Perhaps the thing that most affirmed how special this was for me was a kid, I’m guessing 11 years old, decked out in Oregon gear–hat, warm-up shirt two sizes too big, basketball shorts, horrendous Oregon socks and shoes…the whole outfit. During warm-ups he had moved down to my row and was shouting out each player by name as they shot. He was so happy he was bouncing. Over and over again he called their names out, despite being smart enough to realize they couldn’t hear him, even from that close. He didn’t care. He was so damn excited and the bounding and the yelling was just helping him get some of the nervous energy out. Eventually he disappeared back to his seat a few rows behind me.
After the game ended and I took in the handshakes and reactions, I turned to look at the slow-moving crowd exiting the stadium.
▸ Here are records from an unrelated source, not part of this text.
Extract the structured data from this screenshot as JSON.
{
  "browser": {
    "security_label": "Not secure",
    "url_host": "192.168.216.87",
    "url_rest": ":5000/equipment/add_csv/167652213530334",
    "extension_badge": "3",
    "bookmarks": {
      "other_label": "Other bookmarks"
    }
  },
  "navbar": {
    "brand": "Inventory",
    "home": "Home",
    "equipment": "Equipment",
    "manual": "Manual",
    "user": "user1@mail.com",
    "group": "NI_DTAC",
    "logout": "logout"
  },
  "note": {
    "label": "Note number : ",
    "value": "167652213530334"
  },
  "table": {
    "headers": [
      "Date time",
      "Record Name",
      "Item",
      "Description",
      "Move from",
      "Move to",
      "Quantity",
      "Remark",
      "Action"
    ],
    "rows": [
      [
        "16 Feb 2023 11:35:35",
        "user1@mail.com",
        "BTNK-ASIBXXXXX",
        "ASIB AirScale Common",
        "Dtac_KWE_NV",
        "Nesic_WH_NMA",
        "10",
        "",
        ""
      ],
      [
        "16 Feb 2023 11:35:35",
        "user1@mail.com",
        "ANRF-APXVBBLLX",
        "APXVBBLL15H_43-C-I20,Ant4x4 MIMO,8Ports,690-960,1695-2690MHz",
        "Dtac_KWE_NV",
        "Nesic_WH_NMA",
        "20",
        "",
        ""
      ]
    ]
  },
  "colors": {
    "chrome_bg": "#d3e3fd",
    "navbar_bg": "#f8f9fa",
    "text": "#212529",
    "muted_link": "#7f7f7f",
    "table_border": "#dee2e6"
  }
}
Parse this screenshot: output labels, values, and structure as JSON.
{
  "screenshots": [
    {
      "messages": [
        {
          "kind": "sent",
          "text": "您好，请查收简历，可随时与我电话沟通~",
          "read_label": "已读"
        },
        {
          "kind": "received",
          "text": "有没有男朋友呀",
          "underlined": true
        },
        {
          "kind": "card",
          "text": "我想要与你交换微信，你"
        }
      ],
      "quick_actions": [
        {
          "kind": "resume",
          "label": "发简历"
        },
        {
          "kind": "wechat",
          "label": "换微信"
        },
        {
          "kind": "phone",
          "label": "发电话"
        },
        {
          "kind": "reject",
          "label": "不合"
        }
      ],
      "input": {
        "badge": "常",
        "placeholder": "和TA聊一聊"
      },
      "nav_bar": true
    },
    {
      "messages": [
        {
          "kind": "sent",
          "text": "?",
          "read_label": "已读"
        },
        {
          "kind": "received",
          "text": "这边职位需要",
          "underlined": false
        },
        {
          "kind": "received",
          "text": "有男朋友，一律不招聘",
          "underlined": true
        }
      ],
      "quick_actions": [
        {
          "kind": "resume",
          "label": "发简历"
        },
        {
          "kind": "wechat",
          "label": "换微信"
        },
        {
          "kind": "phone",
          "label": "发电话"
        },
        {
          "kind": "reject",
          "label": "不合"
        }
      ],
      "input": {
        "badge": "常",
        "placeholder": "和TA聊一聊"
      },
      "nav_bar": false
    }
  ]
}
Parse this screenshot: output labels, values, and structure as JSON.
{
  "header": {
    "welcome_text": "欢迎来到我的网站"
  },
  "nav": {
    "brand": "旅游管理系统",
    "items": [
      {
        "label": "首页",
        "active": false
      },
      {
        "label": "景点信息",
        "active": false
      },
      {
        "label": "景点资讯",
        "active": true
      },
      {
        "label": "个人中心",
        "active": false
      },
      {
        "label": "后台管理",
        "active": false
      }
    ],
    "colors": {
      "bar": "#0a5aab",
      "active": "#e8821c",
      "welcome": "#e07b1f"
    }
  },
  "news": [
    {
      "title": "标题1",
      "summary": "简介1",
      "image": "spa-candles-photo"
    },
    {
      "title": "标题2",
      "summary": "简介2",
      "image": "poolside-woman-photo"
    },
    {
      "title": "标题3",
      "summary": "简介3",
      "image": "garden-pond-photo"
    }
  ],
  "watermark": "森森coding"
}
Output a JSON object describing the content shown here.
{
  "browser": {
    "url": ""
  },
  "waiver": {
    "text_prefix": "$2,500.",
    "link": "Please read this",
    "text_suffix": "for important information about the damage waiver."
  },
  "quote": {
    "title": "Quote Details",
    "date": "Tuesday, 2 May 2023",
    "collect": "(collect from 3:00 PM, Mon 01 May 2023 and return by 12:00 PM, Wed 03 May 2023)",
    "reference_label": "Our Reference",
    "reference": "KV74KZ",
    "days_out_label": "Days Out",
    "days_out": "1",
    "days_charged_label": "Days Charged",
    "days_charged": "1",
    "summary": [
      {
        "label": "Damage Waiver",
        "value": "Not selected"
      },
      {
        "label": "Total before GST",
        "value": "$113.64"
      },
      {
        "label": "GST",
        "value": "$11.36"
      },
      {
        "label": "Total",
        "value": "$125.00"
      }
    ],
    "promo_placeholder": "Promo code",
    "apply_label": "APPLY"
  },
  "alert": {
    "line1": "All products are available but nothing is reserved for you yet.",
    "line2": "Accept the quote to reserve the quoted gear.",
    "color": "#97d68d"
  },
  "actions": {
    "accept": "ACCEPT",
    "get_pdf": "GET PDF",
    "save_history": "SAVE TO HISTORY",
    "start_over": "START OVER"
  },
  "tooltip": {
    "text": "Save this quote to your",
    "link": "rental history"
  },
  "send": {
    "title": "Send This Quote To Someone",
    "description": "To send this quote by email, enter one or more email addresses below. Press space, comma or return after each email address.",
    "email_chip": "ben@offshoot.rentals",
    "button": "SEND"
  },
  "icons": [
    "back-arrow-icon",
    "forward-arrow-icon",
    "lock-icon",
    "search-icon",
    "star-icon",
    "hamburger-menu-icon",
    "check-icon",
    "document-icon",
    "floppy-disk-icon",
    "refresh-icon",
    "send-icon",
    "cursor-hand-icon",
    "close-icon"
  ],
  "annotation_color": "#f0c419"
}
Like several other Oregon fans, Oregon Kid was still sitting in his seat not wanting to leave. He was also crying. Not sobbing, just crying. His Dad was standing next to him and was also a bit teary–I’m pretty sure not from the game but from seeing his son. Oregon Kid’s grandparents were sitting patiently next to him, without much expression.
I don’t like seeing kids cry. I promise I don’t. But I enjoyed this scene because it confirmed I was not crazy to think this was special. Only things that are special can bring out true emotion. I remembered being Oregon Kid and being old enough to know that, no, my team losing did not mean the world was ending, but that, yes, it fucking hurt. You love the game and you really love your team and it just fucking feels awful when they come this far and this close. It was a perfect reminder to me of what a great sport this is, what an amazing event the single elimination NCAA Tournament is, and how big the Final Four is, especially when you look at it up close.
UNC plays Gonzaga Monday night. It should be fun.